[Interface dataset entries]
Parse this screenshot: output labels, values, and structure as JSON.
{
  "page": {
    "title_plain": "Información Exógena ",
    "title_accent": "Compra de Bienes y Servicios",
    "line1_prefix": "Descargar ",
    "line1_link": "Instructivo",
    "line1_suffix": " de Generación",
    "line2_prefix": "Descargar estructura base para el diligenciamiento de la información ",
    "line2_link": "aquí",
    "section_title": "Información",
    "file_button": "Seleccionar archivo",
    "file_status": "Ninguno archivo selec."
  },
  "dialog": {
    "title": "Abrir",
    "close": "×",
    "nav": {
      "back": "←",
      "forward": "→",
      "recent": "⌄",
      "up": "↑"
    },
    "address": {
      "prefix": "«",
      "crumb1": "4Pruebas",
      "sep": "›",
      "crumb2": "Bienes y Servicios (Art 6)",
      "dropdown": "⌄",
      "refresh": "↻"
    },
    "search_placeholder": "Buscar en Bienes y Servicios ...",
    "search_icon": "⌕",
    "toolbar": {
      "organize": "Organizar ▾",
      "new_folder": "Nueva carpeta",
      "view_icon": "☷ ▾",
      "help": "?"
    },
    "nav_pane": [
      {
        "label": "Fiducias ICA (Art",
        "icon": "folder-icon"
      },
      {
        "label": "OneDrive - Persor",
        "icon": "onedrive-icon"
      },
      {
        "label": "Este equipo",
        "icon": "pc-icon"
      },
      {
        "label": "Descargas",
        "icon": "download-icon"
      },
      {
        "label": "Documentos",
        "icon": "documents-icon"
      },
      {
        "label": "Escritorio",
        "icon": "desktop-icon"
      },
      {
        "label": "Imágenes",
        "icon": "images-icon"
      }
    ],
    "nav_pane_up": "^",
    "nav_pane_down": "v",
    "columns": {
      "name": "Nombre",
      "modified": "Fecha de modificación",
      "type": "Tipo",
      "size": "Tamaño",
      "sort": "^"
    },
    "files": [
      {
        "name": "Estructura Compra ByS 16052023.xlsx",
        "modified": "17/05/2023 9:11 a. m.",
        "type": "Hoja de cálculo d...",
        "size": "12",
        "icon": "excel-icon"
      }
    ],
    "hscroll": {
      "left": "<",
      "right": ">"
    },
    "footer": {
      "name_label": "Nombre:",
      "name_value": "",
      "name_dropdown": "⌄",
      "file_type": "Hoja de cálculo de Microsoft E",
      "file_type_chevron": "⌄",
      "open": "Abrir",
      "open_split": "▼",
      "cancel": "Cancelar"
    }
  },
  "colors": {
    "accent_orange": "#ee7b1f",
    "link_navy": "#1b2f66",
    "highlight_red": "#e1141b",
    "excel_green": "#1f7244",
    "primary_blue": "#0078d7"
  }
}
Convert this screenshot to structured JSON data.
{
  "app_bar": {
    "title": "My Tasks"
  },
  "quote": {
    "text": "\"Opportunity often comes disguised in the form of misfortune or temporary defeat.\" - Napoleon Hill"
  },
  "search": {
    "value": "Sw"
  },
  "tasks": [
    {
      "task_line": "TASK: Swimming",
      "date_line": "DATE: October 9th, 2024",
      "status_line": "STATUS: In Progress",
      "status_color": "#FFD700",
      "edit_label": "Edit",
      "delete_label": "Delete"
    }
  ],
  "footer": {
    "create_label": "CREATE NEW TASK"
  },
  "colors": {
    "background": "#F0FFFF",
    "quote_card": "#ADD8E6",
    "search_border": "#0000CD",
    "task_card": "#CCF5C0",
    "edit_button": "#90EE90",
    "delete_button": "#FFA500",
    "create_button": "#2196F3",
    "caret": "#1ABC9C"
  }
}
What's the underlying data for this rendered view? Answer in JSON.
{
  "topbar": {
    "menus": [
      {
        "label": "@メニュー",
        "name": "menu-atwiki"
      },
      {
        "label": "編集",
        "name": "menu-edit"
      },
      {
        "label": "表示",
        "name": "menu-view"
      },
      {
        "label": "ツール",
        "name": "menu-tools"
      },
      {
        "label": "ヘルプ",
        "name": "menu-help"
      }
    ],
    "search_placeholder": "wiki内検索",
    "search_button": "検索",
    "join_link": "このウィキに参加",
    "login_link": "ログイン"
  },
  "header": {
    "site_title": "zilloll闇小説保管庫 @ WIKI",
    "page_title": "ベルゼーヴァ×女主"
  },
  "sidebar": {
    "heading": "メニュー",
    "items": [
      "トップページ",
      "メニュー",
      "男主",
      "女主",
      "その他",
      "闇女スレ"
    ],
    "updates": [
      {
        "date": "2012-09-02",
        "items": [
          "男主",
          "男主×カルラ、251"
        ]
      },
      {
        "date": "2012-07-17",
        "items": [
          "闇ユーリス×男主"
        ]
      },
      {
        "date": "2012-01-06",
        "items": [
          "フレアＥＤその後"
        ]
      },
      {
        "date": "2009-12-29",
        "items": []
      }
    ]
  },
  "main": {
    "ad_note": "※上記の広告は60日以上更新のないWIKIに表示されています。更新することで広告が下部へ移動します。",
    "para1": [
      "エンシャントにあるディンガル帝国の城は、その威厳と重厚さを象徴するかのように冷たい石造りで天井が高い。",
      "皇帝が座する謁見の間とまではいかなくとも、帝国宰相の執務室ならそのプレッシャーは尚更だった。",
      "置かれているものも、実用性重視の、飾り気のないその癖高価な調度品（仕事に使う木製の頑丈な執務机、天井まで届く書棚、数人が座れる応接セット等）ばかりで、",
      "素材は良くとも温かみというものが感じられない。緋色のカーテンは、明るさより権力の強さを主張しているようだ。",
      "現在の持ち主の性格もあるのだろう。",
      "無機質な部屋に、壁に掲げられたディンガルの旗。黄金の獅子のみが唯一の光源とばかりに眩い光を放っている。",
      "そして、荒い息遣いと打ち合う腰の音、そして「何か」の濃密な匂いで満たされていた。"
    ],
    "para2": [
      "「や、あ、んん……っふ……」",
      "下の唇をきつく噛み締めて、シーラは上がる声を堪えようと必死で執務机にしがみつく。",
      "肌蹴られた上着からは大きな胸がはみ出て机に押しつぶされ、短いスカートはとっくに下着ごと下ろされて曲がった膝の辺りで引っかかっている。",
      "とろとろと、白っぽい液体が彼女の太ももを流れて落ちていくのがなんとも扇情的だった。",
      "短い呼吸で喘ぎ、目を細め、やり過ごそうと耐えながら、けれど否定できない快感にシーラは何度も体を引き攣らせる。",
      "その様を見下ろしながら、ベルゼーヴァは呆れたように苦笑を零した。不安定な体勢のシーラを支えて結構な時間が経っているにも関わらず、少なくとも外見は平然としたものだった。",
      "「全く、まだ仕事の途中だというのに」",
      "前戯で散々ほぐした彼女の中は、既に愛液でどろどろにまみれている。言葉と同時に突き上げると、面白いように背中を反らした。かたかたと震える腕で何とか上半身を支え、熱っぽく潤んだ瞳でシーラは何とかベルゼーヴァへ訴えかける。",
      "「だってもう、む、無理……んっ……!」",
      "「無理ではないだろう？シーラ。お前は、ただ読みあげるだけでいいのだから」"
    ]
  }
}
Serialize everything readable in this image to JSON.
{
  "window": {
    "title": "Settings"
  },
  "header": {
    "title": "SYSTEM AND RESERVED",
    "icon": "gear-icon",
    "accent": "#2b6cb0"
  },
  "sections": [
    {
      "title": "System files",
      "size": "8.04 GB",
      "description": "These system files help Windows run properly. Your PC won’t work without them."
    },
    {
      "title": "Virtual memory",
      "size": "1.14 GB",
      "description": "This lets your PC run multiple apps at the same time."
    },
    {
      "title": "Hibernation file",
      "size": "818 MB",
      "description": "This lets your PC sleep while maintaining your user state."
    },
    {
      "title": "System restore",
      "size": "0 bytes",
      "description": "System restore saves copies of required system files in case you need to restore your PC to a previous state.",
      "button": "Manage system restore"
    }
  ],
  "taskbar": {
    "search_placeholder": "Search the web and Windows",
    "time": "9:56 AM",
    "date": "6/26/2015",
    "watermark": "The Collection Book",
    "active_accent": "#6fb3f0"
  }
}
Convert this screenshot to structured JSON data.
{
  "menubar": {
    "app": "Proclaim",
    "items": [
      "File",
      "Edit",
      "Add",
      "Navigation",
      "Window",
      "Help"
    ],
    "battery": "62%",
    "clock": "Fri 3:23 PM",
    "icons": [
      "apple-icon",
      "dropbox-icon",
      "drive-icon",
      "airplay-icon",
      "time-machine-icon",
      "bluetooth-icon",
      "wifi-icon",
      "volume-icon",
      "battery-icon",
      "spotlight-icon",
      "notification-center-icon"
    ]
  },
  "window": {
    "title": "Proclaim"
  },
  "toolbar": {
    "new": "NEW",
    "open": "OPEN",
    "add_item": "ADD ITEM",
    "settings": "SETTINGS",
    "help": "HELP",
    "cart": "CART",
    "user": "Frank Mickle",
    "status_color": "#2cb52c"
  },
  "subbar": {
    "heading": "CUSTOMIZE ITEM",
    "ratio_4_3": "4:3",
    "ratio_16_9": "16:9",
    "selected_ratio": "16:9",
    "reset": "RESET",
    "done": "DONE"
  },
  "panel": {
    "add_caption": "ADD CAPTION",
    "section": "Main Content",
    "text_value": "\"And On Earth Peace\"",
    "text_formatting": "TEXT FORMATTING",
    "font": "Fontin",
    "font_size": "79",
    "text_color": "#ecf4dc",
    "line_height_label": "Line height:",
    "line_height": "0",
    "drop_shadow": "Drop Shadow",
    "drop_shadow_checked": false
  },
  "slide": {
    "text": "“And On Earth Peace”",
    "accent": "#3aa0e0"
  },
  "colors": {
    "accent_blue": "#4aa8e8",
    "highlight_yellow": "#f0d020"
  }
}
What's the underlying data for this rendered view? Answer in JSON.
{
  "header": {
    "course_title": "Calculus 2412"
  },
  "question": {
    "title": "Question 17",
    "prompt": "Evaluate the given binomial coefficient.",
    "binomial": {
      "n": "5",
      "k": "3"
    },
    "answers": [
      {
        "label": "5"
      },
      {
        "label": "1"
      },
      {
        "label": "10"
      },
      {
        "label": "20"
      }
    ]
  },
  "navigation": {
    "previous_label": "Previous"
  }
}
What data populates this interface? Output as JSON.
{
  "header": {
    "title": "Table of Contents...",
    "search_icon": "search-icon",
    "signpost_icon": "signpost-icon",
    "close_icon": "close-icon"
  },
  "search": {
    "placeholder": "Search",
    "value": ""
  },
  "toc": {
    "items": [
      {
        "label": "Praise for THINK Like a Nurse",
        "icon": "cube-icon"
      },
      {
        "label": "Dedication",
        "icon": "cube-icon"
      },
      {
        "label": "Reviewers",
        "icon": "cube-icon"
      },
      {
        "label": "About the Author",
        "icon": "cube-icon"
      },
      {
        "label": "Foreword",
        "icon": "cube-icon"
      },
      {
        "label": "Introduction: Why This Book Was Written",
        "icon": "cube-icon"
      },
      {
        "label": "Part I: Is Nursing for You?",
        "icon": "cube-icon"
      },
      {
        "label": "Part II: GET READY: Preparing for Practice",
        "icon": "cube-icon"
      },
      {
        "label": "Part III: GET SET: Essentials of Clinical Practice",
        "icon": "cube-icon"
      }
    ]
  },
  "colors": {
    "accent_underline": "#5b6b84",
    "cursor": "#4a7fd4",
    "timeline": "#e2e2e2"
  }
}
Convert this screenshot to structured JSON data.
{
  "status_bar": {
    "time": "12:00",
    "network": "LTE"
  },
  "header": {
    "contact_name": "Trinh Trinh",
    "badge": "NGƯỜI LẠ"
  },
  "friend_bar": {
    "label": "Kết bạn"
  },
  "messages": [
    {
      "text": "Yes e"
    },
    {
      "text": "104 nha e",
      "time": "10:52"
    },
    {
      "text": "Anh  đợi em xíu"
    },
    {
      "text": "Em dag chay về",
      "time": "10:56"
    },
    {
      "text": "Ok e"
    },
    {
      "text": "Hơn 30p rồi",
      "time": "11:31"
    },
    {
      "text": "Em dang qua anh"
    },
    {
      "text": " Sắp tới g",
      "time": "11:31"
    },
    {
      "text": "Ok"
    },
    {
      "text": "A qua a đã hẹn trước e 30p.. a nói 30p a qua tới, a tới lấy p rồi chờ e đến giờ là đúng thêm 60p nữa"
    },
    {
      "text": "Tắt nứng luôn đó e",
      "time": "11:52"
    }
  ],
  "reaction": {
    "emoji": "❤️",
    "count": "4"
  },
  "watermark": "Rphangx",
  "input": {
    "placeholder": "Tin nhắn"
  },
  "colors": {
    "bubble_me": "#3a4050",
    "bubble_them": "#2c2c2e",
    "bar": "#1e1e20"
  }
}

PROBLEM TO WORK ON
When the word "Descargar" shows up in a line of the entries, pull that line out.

SOLVED EXERCISE
    "line1_prefix": "Descargar ",
    "line2_prefix": "Descargar estructura base para el diligenciamiento de la información ",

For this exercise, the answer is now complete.